Sally Gardner, the author of I, Coriander and the winner of the U.K.'s Nestlé prize for children's literature, did not learn to read until she was fourteen years old. A former costume designer, Gardner tells The Independent,
"In the theatre world, my dyslexia had been a problem, but in the world of publishing, it has been less so. That I can't spell is a great irritant to people having to deal with my manuscripts, but it's the ideas that count."
Although she doesn't say so directly, Gardner's words are a powerful testament to the copy editor, who so often plays an important behind-the-scene role.
For a short biography of Gardner, which contains remarkably similar information to the Independent's (surf Web + get quote = reporting?), check the publisher Penguin's site. Click on the interesting interview there, too.

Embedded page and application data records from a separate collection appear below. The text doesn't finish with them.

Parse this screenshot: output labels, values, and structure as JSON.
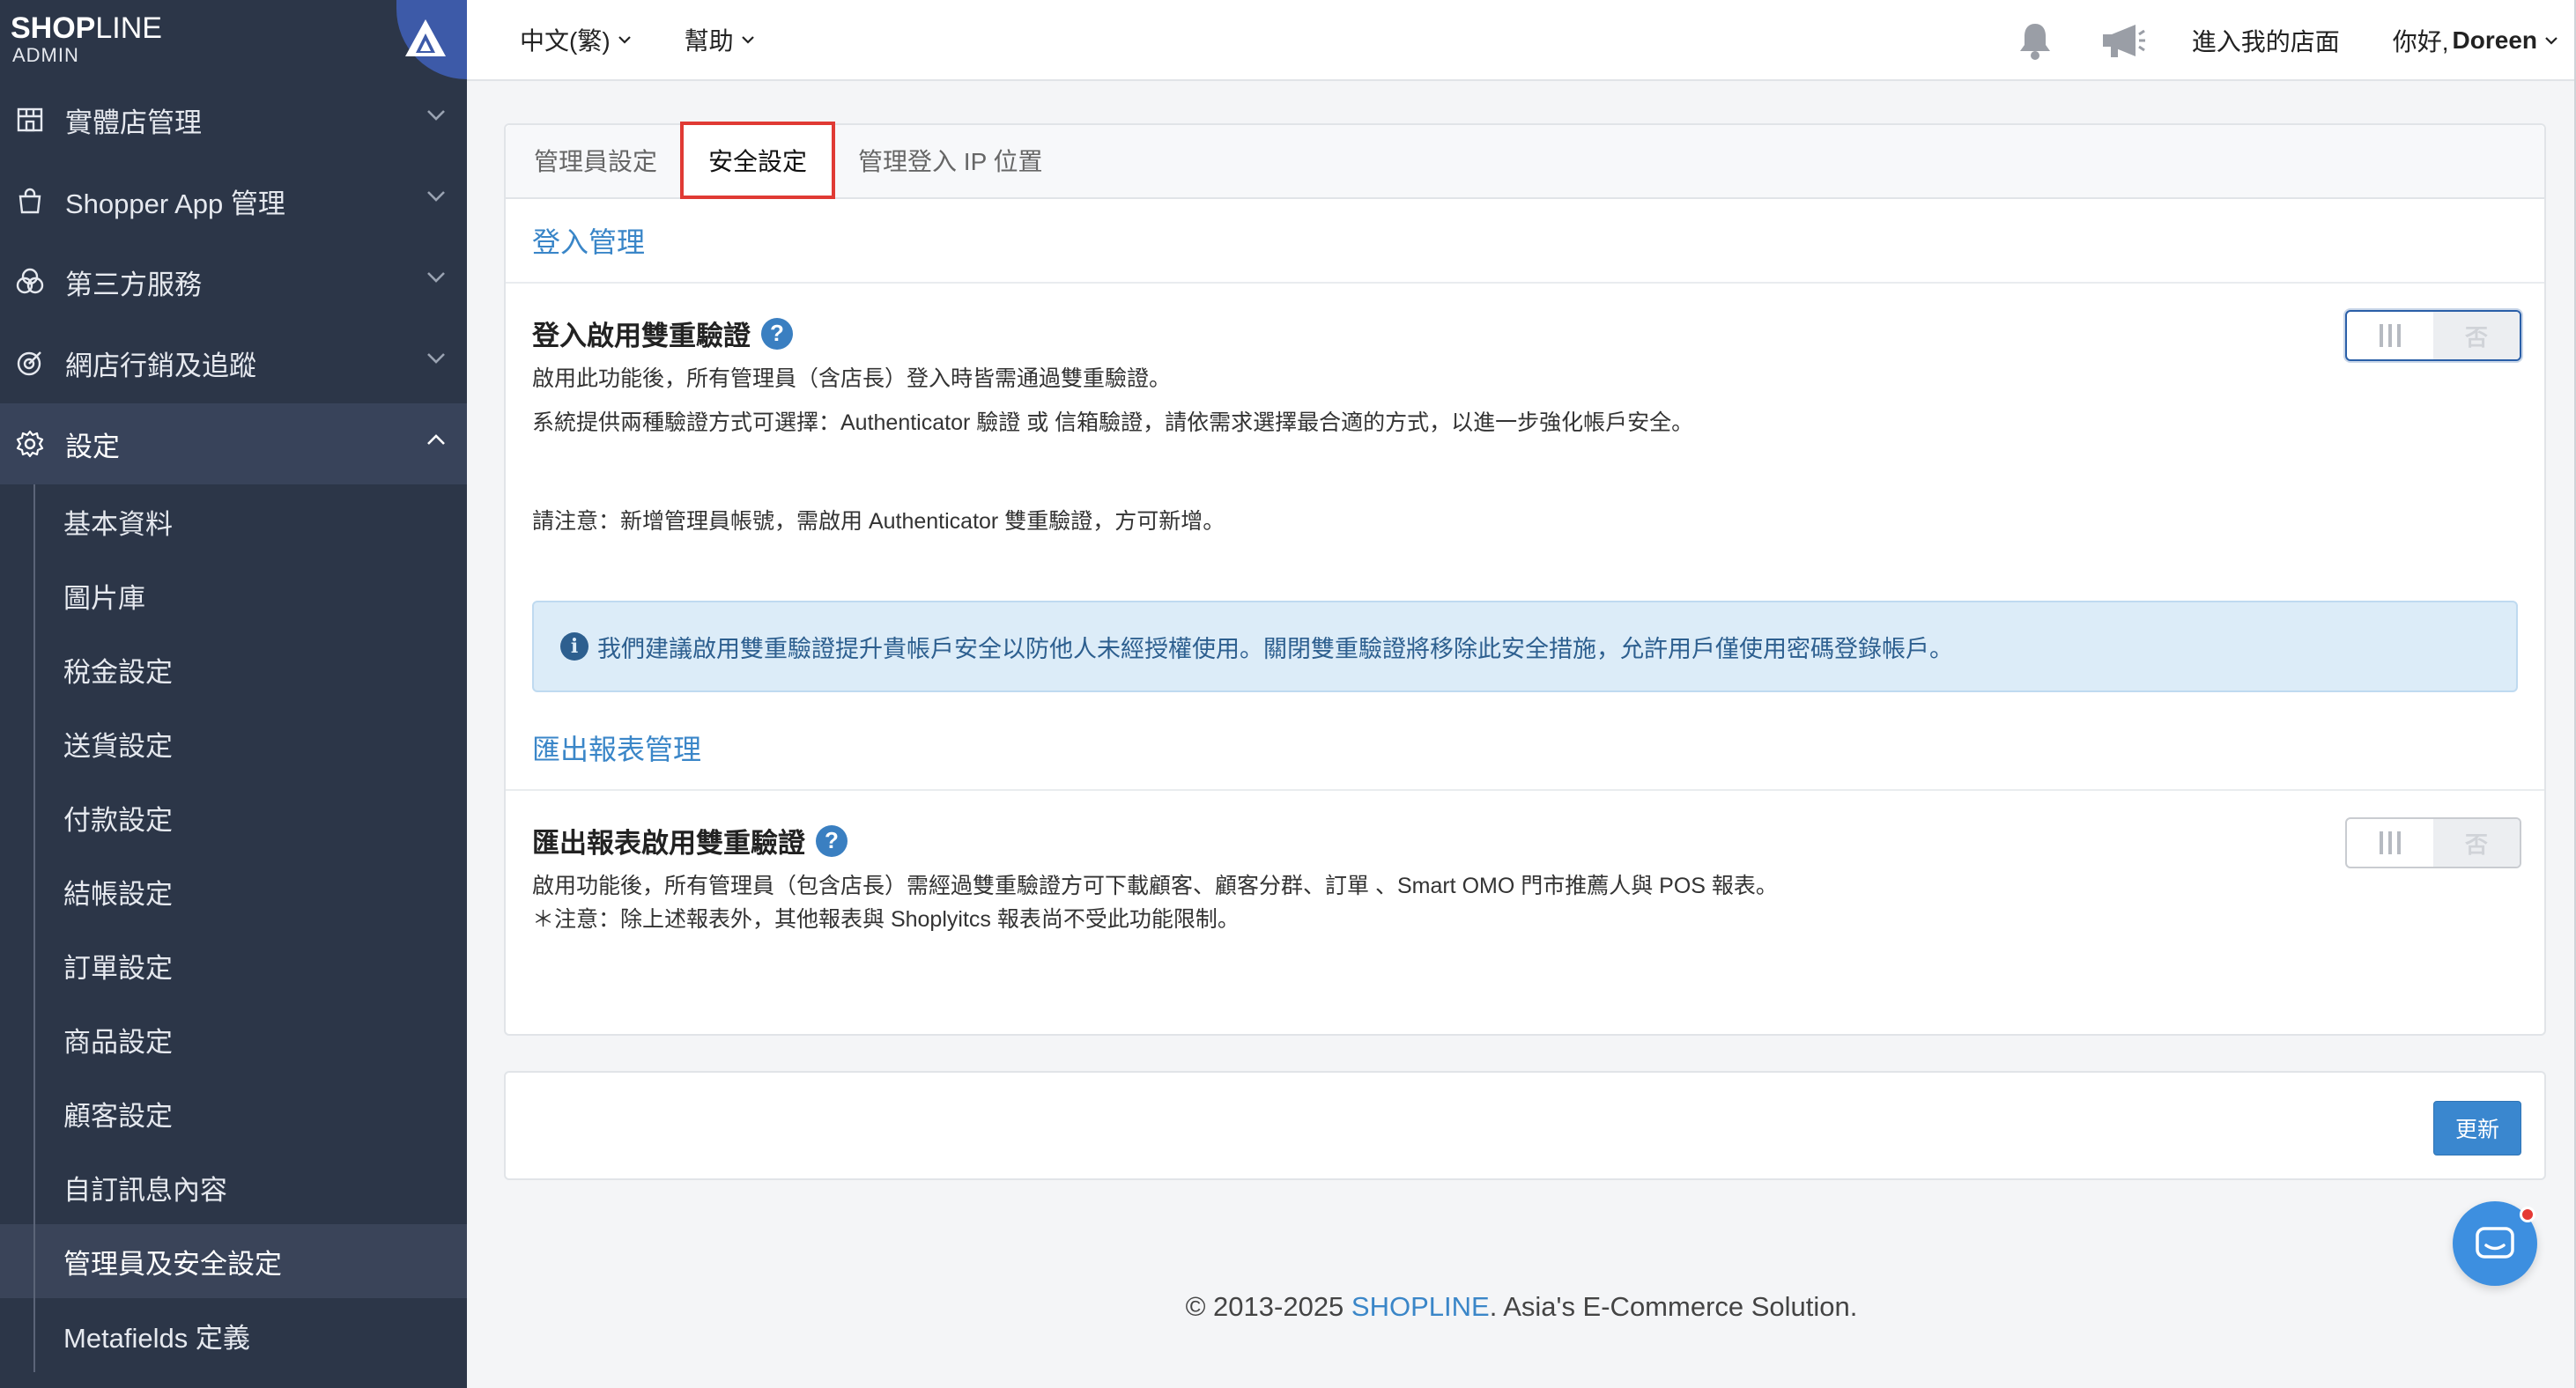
{
  "brand": {
    "name_bold": "SHOP",
    "name_thin": "LINE",
    "sub": "ADMIN"
  },
  "sidebar": {
    "items": [
      {
        "label": "實體店管理",
        "icon": "store-icon"
      },
      {
        "label": "Shopper App 管理",
        "icon": "shopping-bag-icon"
      },
      {
        "label": "第三方服務",
        "icon": "integrations-icon"
      },
      {
        "label": "網店行銷及追蹤",
        "icon": "target-icon"
      },
      {
        "label": "設定",
        "icon": "gear-icon"
      }
    ],
    "submenu": [
      "基本資料",
      "圖片庫",
      "稅金設定",
      "送貨設定",
      "付款設定",
      "結帳設定",
      "訂單設定",
      "商品設定",
      "顧客設定",
      "自訂訊息內容",
      "管理員及安全設定",
      "Metafields 定義"
    ]
  },
  "topbar": {
    "language": "中文(繁)",
    "help": "幫助",
    "storefront": "進入我的店面",
    "greeting": "你好,",
    "user": "Doreen"
  },
  "tabs": [
    "管理員設定",
    "安全設定",
    "管理登入 IP 位置"
  ],
  "login_section": {
    "title": "登入管理",
    "setting_title": "登入啟用雙重驗證",
    "desc1": "啟用此功能後，所有管理員（含店長）登入時皆需通過雙重驗證。",
    "desc2": "系統提供兩種驗證方式可選擇：Authenticator 驗證 或 信箱驗證，請依需求選擇最合適的方式，以進一步強化帳戶安全。",
    "note": "請注意：新增管理員帳號，需啟用 Authenticator 雙重驗證，方可新增。",
    "toggle_off": "否",
    "alert": "我們建議啟用雙重驗證提升貴帳戶安全以防他人未經授權使用。關閉雙重驗證將移除此安全措施，允許用戶僅使用密碼登錄帳戶。"
  },
  "export_section": {
    "title": "匯出報表管理",
    "setting_title": "匯出報表啟用雙重驗證",
    "desc1": "啟用功能後，所有管理員（包含店長）需經過雙重驗證方可下載顧客、顧客分群、訂單 、Smart OMO 門市推薦人與 POS 報表。",
    "desc2": "＊注意：除上述報表外，其他報表與 Shoplyitcs 報表尚不受此功能限制。",
    "toggle_off": "否"
  },
  "footer": {
    "update_button": "更新",
    "copyright_prefix": "© 2013-2025 ",
    "copyright_brand": "SHOPLINE",
    "copyright_suffix": ". Asia's E-Commerce Solution."
  },
  "colors": {
    "sidebar_bg": "#2c3648",
    "accent": "#3a86c8",
    "tab_highlight": "#e03a34",
    "chat_fab": "#3d8fe0"
  }
}
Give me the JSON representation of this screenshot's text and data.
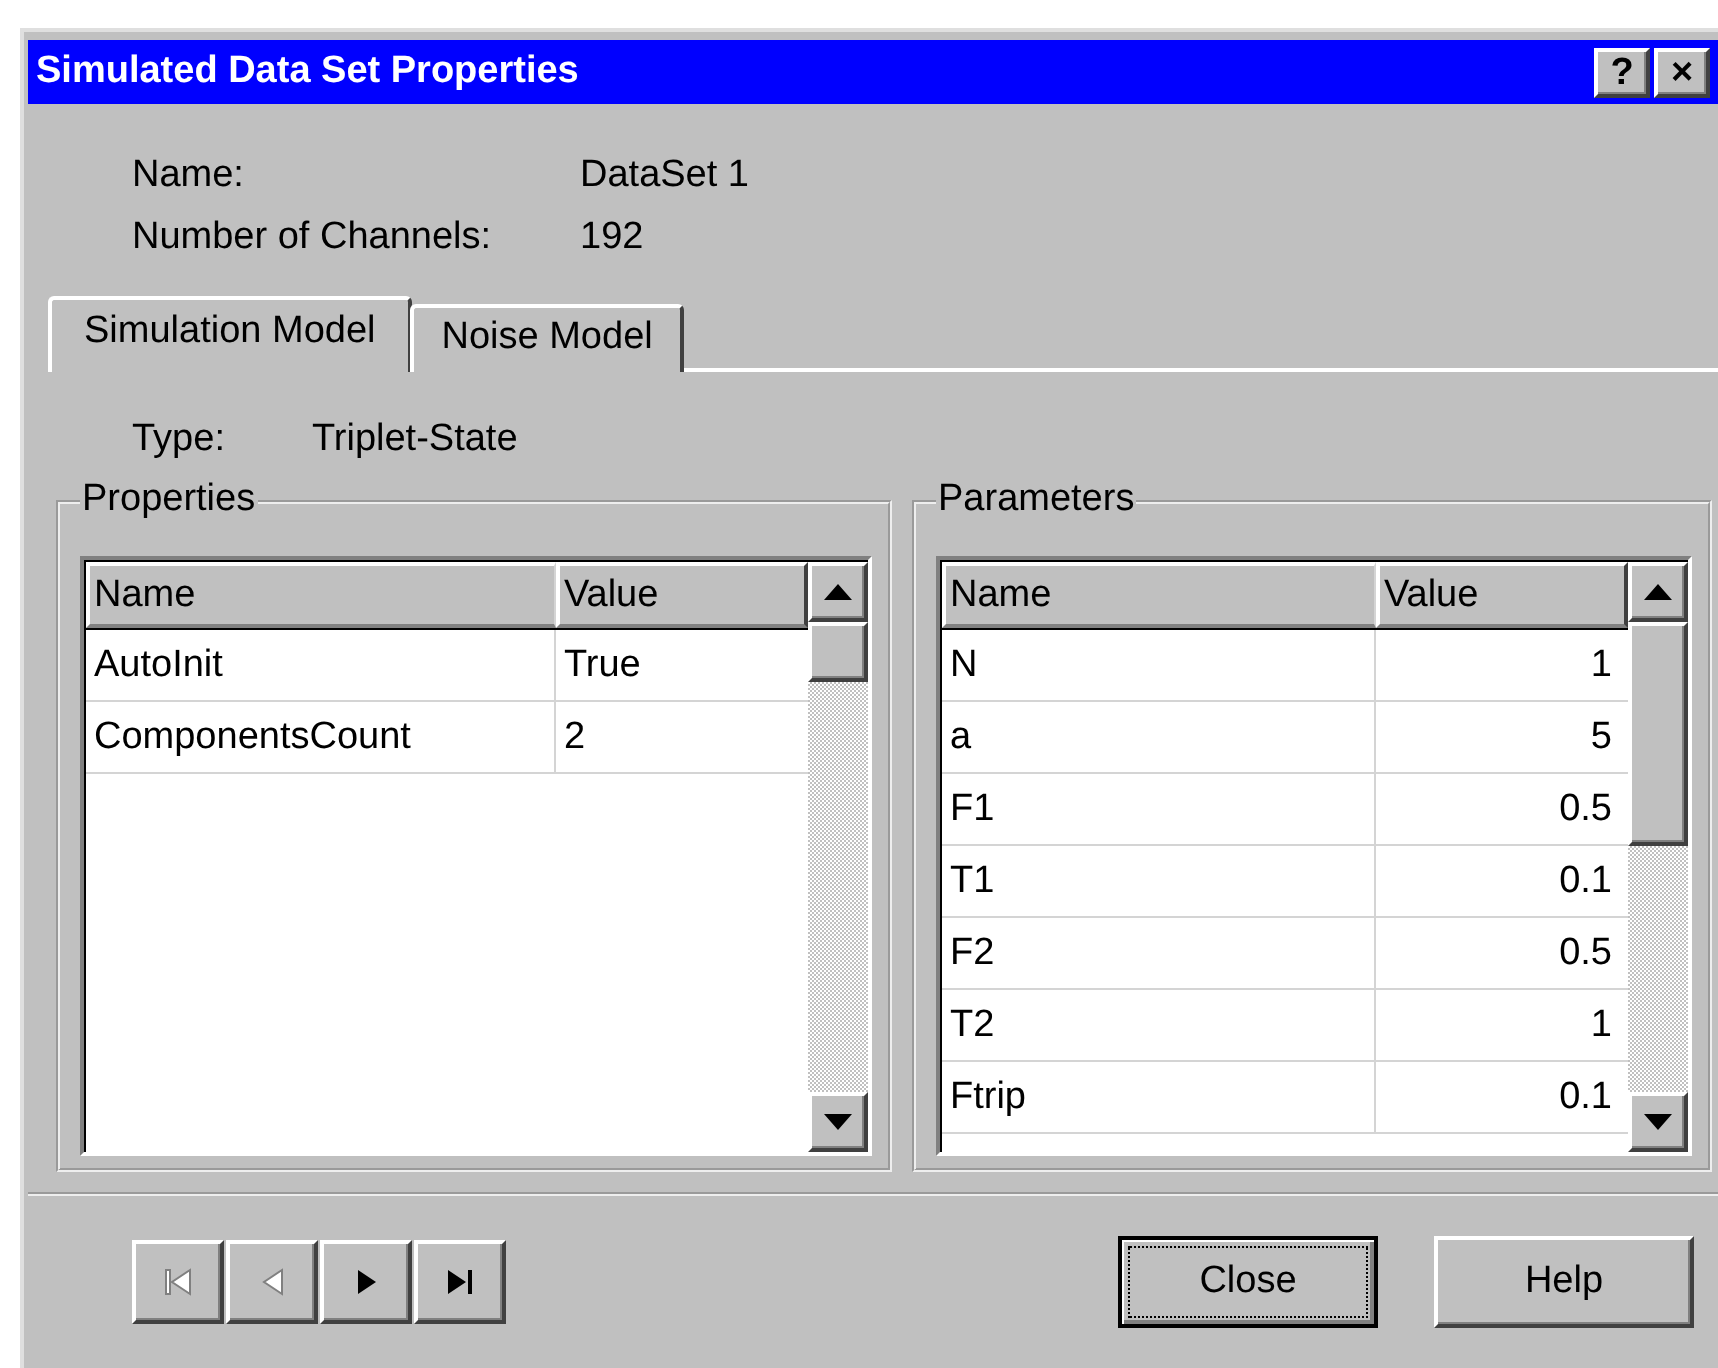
{
  "window": {
    "title": "Simulated Data Set Properties"
  },
  "title_buttons": [
    "?",
    "×"
  ],
  "info": [
    {
      "label": "Name:",
      "value": "DataSet 1"
    },
    {
      "label": "Number of Channels:",
      "value": "192"
    }
  ],
  "tabs": [
    {
      "label": "Simulation Model",
      "selected": true
    },
    {
      "label": "Noise Model",
      "selected": false
    }
  ],
  "type": {
    "label": "Type:",
    "value": "Triplet-State"
  },
  "groups": [
    {
      "title": "Properties",
      "numeric": false,
      "columns": [
        "Name",
        "Value"
      ],
      "rows": [
        [
          "AutoInit",
          "True"
        ],
        [
          "ComponentsCount",
          "2"
        ]
      ]
    },
    {
      "title": "Parameters",
      "numeric": true,
      "columns": [
        "Name",
        "Value"
      ],
      "rows": [
        [
          "N",
          "1"
        ],
        [
          "a",
          "5"
        ],
        [
          "F1",
          "0.5"
        ],
        [
          "T1",
          "0.1"
        ],
        [
          "F2",
          "0.5"
        ],
        [
          "T2",
          "1"
        ],
        [
          "Ftrip",
          "0.1"
        ]
      ]
    }
  ],
  "nav_buttons": [
    {
      "kind": "first",
      "disabled": true
    },
    {
      "kind": "prev",
      "disabled": true
    },
    {
      "kind": "next",
      "disabled": false
    },
    {
      "kind": "last",
      "disabled": false
    }
  ],
  "buttons": [
    {
      "label": "Close",
      "default": true
    },
    {
      "label": "Help",
      "default": false
    }
  ]
}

Children in the U.K. vote on the Nestlé awards; for a list of the runners-up, the press release can be found here.